So I hear the latest buzzword is "Twitter". I am registered, and following some guys while being followed by some. I do understand the role of Twitter in, for example, recent reporting of events in Iran after the election. I can see that Twitter has a potential of replacing or complementing the traditional journalism. Having said that, Twitter so far has not really worked for me.

I seem to have rather stringent criteria for how I use my brain time on the web, and so far Twitter does not capture my imagination. Maybe I am wrong and am simply not seeing something.

Even in the internet era, it is not that one spends all one's time on the web. We have other things to do. I seem to regard the time connected to the internet as very precious, trying to be "a web athlete", using the "on-time" in the most efficient and rewarding way.

Monday, July 27, 2009


I was traveling to Nara, the ancient capital of Japan.

After searching for huge cedar trees in the mountain, I was strolling in the town center with my fellow travelers.

It was dusk. We were looking for a place to rest our tired body and have some nourishment, preferably preceded by a glass of ice-cold beer.

There was a car park, and looking down, I noticed a few weeds growing out of the crevices of pavement.

What a contrast, I thought. The 1500 years old cedar trees we've seen in the mountain, and these small weeds in the corner of the busy street.

Yet, they share the same principles of living. They are hopefuls on this earth. They are green, and thriving, or trying to thrive, as best they could.

Life. They are everywhere. Hope is the unifying theme of all that is living, whether it is the 1500 year old cedar tree in the mountain or the tiny weeds in the car park crack, or we thirsty bears looking for that refreshing glass of drink.

Weeds in the car park.

Sunday, July 26, 2009

Lamentations of a Mermaid.

"The Lamentations of a Mermaid" (Ningyo no nageki) is a literary bar ("Bundan" bar) in Tokyo. You can meet writers, novelists, editors and other people from the literary circle in the bar.

The name of the bar is taken from the novel by Junichiro Tanizaki. The bar is owned by Ms. Saiko Matsumoto.

Literary bars such as The Lamentations of a Mermaid are Japanese institutions. There are many legends involving famous writers in the literary bars. Literary bars are also practical in that you can have a chance meeting with people who share the same interest, namely writing and editing. Sometimes, projects for a book is struck up in the bar.

The Lamentations of a Mermaid is located near the University of Tokyo. I know the area very well from my student days. There are many second hand bookshops, where they sometimes sell the original hand-written manuscripts of famous writers.

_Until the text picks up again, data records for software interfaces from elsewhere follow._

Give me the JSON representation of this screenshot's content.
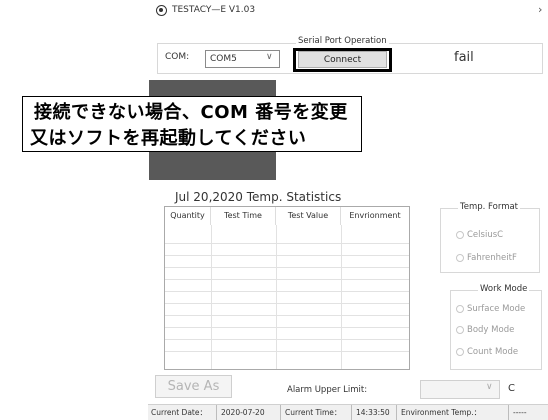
{
  "window": {
    "title": "TESTACY—E  V1.03"
  },
  "serial": {
    "caption": "Serial Port Operation",
    "com_label": "COM:",
    "com_value": "COM5",
    "connect_label": "Connect",
    "status": "fail"
  },
  "callout": {
    "line1": "接続できない場合、COM 番号を変更",
    "line2": "又はソフトを再起動してください"
  },
  "stats": {
    "title": "Jul 20,2020 Temp. Statistics"
  },
  "table": {
    "headers": [
      "Quantity",
      "Test Time",
      "Test Value",
      "Envrionment"
    ]
  },
  "temp_format": {
    "caption": "Temp. Format",
    "options": [
      "CelsiusC",
      "FahrenheitF"
    ]
  },
  "work_mode": {
    "caption": "Work Mode",
    "options": [
      "Surface Mode",
      "Body Mode",
      "Count Mode"
    ]
  },
  "bottom": {
    "save_label": "Save As",
    "alarm_label": "Alarm Upper Limit:",
    "alarm_value": "",
    "alarm_unit": "C"
  },
  "statusbar": {
    "date_label": "Current Date：",
    "date_value": "2020-07-20",
    "time_label": "Current Time：",
    "time_value": "14:33:50",
    "env_label": "Environment Temp.：",
    "env_value": "-----"
  },
  "colors": {
    "display": "#595959",
    "highlight_border": "#000000"
  }
}
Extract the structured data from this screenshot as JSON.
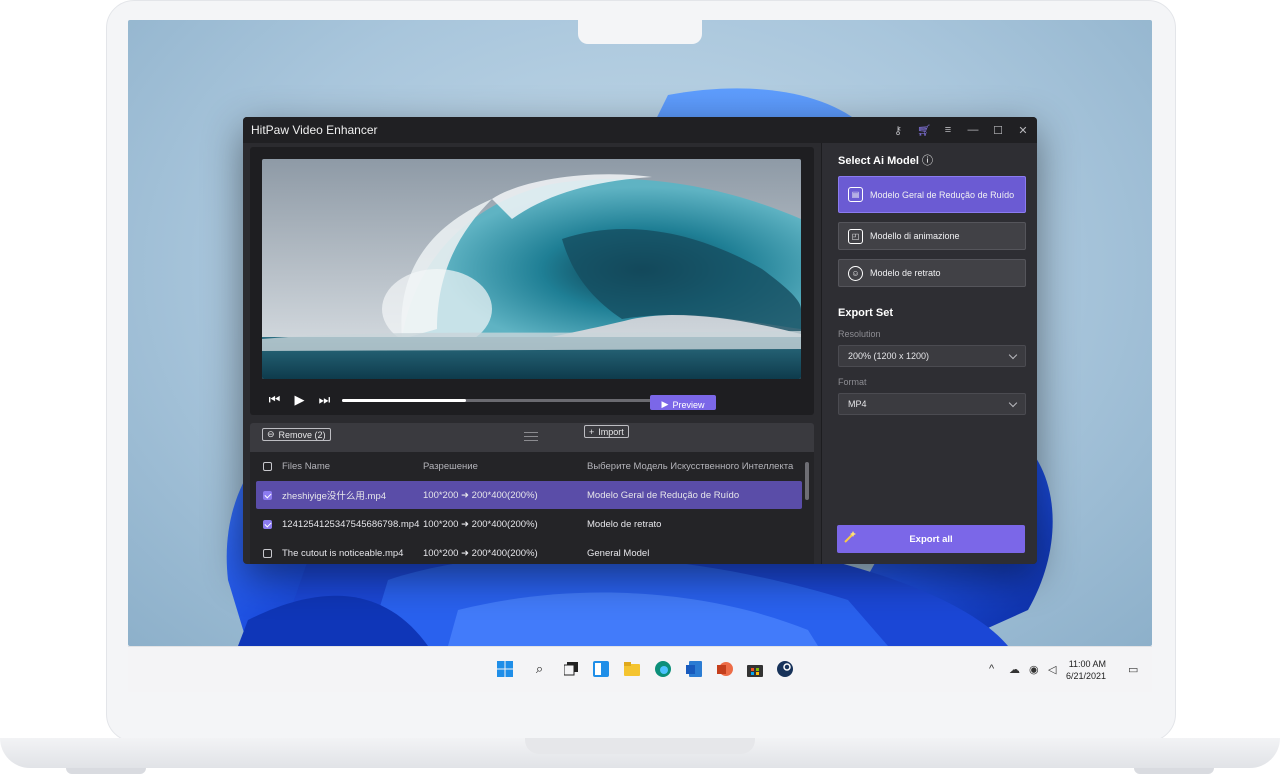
{
  "app": {
    "title": "HitPaw Video Enhancer",
    "window_icons": [
      "key-icon",
      "cart-icon",
      "menu-icon",
      "minimize-icon",
      "maximize-icon",
      "close-icon"
    ]
  },
  "player": {
    "progress": 0.4,
    "preview_label": "Preview"
  },
  "toolbar": {
    "remove_label": "Remove (2)",
    "import_label": "Import"
  },
  "file_list": {
    "headers": {
      "name": "Files Name",
      "resolution": "Разрешение",
      "model": "Выберите Модель Искусственного Интеллекта"
    },
    "rows": [
      {
        "name": "zheshiyige没什么用.mp4",
        "from": "100*200",
        "to": "200*400(200%)",
        "model": "Modelo Geral de Redução de Ruído",
        "checked": true,
        "selected": true
      },
      {
        "name": "12412541253475456867​98.mp4",
        "from": "100*200",
        "to": "200*400(200%)",
        "model": "Modelo de retrato",
        "checked": true,
        "selected": false
      },
      {
        "name": "The cutout is noticeable.mp4",
        "from": "100*200",
        "to": "200*400(200%)",
        "model": "General Model",
        "checked": false,
        "selected": false
      }
    ]
  },
  "panel": {
    "model_title": "Select Ai Model",
    "models": [
      {
        "label": "Modelo Geral de Redução de Ruído",
        "icon": "film-icon",
        "active": true
      },
      {
        "label": "Modello di animazione",
        "icon": "animation-icon",
        "active": false
      },
      {
        "label": "Modelo de retrato",
        "icon": "face-icon",
        "active": false
      }
    ],
    "export_title": "Export Set",
    "resolution_label": "Resolution",
    "resolution_value": "200% (1200 x 1200)",
    "format_label": "Format",
    "format_value": "MP4",
    "export_label": "Export all"
  },
  "taskbar": {
    "time": "11:00 AM",
    "date": "6/21/2021"
  }
}
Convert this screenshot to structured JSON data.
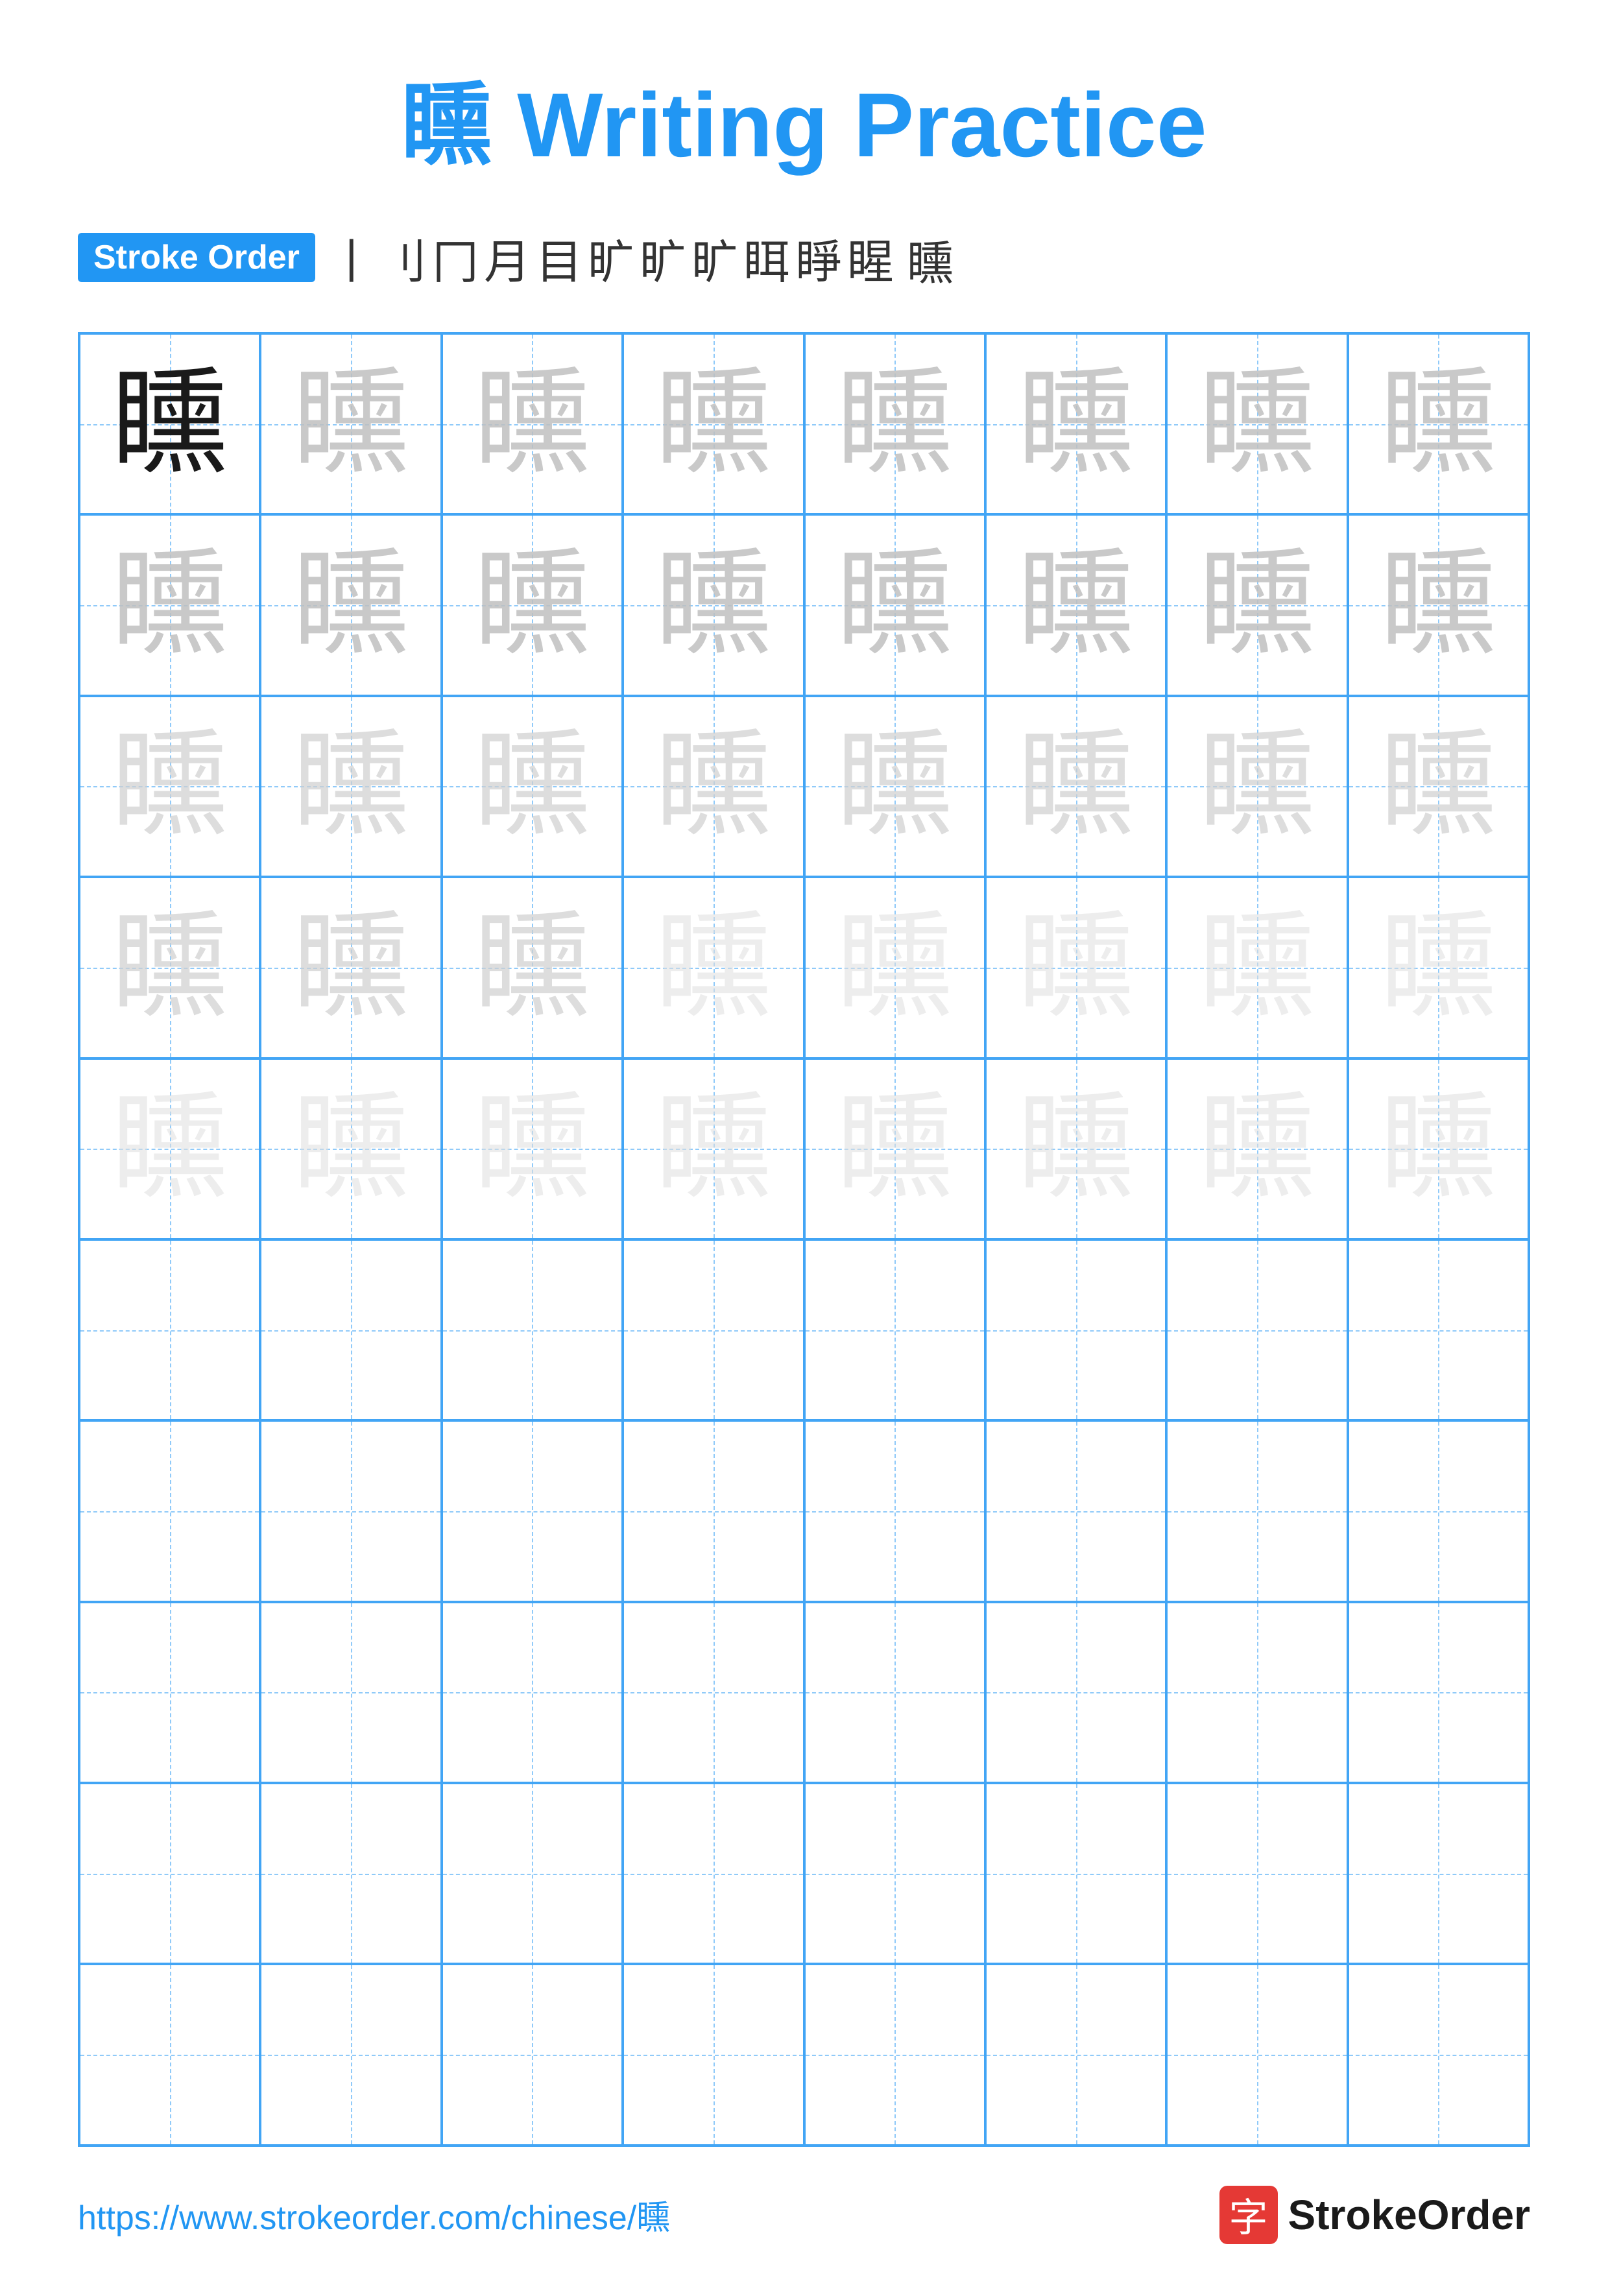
{
  "title": "矄 Writing Practice",
  "stroke_order_label": "Stroke Order",
  "character": "矄",
  "stroke_sequence": [
    "丨",
    "刂",
    "冂",
    "月",
    "目",
    "旷",
    "旷",
    "旷",
    "眲",
    "睜",
    "睲",
    "矄"
  ],
  "footer_url": "https://www.strokeorder.com/chinese/矄",
  "footer_logo_char": "字",
  "footer_logo_text": "StrokeOrder",
  "grid": {
    "rows": 10,
    "cols": 8,
    "practice_char": "矄",
    "filled_rows": 5
  }
}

The sign ("The lamentations of a mermaid" written in Japanese) at the door of my favorite literary bar.